On Monday, July 4th, the last of the Championship Medal winners from Arsenal’s “Invincibles” of 2003-04 left the club.  Incredibly (and sadly), the 2011-12 season will start in August with Arsenal employing no players at the club who have won a Premier League Championship Medal for Arsenal.

French International Gael Clichy, Arsenal’s first-choice left-back since the beginning of the 2006-07 season, is headed to the blue half of Manchester in a deal worth a reported seven million pounds.  With his departure, there are no more remnants of the team that went undefeated throughout an entire Premier League season. Though he wasn’t first-choice on that squad, this does signal the end of an era at Arsenal.

Here’s hoping the next great era is about to begin.
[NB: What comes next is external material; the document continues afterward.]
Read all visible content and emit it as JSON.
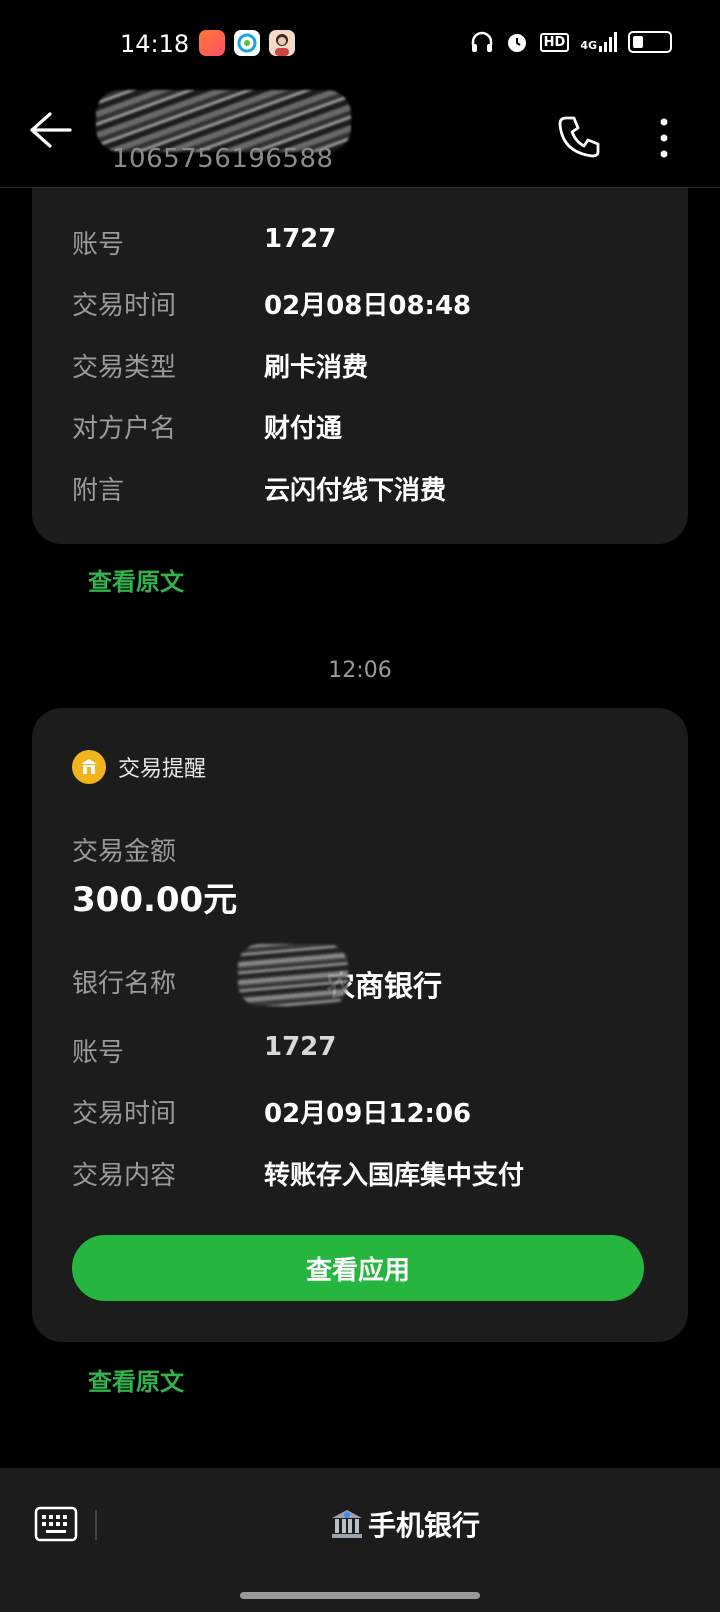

Though it’s hard for the Arsenal fan to accept their beloved captain is likely ending his nine-year love affair with the team to return to his home, its time to accept it.  It’s time to move on to the next chapter.  It’s time to end what has become an every summer on-again, off-again fiasco.  I mean after all, Arsenal can replace him with Samir Nasri.


With rumours of both Fabregas and Nasri leaving this summer, even the most optimistic Arsenal fan has to ask their self if they can possible endure another trophyless season.  The thought of losing both of the young talented midfielders seems too much too endure.

Arsenal football club is a business valued at over a billion dollars. It employs over 400 people and has been making a tidy profit for the last couple of years. There are over 60 professional players and more than 40 employees that make up the training staff. The whole business is run day to day by one person – Arsene Wenger. He has complete control of the business. He controls the players and coaches the company signs, as well as negotiates their salaries. In any other business this would not and could not happen. However to the fans, Arsenal is not a Company but a football club.

So what is Arsenal?

To me Arsenal is a place I go to watch football. Arsenal is my football team. The team is made up of eleven players, and all I am interested in is the games they play and the performance of the team. I buy tickets, shirts and other merchandise. I am not a shareholder, and I am not bothered in the slightest around the Financial performance of the club. All I want is simple – to win trophies.


Cesc Fabregas has been at Arsenal for the last 7 or 8 seasons. He has turned from a promising star into a true world class performer. He has won the World Cup and European Championship, and played an important part in both tournament wins. He is also the talisman of the current Arsenal team. He is the captain, not a true leader of men, but on the pitch the younger players look to him to make things happen. Generally, when he plays well, the team plays well. However there has been plenty of speculation of him joining Barcelona, and the player himself has done nothing to stop the noise. Over the last few seasons now, his attitude has changed as well. He has been more vocal, at times verbally attacking other teams and players in the media. He has also had more than his fair share of injuries, with the club saying that at times the injury is in his head. I am going to provide some opinions as to what he adds, and what we would miss if he were to leave.

Now that the season has ended the time to analyse what went wrong is upon us. As has been the case for a few seasons now we have threatened to challenge for the title but have come up short. For the last couple of months it has become clear that the squad has not been up to scratch. We were throwing away points like they were going out of fashion. The one that sticks in my throat the most is the collapse at St. James Park. Four nil up at half time and flying the points should have been in the bag. However during a spell where Djourou got taken off injured and Diaby got sent off, our lead slowly ebbed away. It seemed as if the player’s heads were on the coach down the M1 and not on the game. There was panic in the team and it spread to all of the players. The confidence had gone, and even with a 2 goal cushion the result was on the cards. Some could point to the substitutions as to our downfall – taking off Arshavin and Walcott and replacing them with Eboue and Rosicky seemed to change the shape and pace of the team.

This failure to kill off games is nothing new. We have been doing this for a while. We were two nil up against Spurs at home and lost that one with the same symptoms on display. We looked in control in the Carling Cup and then gave away a silly goal to lose the game. Why does this keep on happening with this group of players?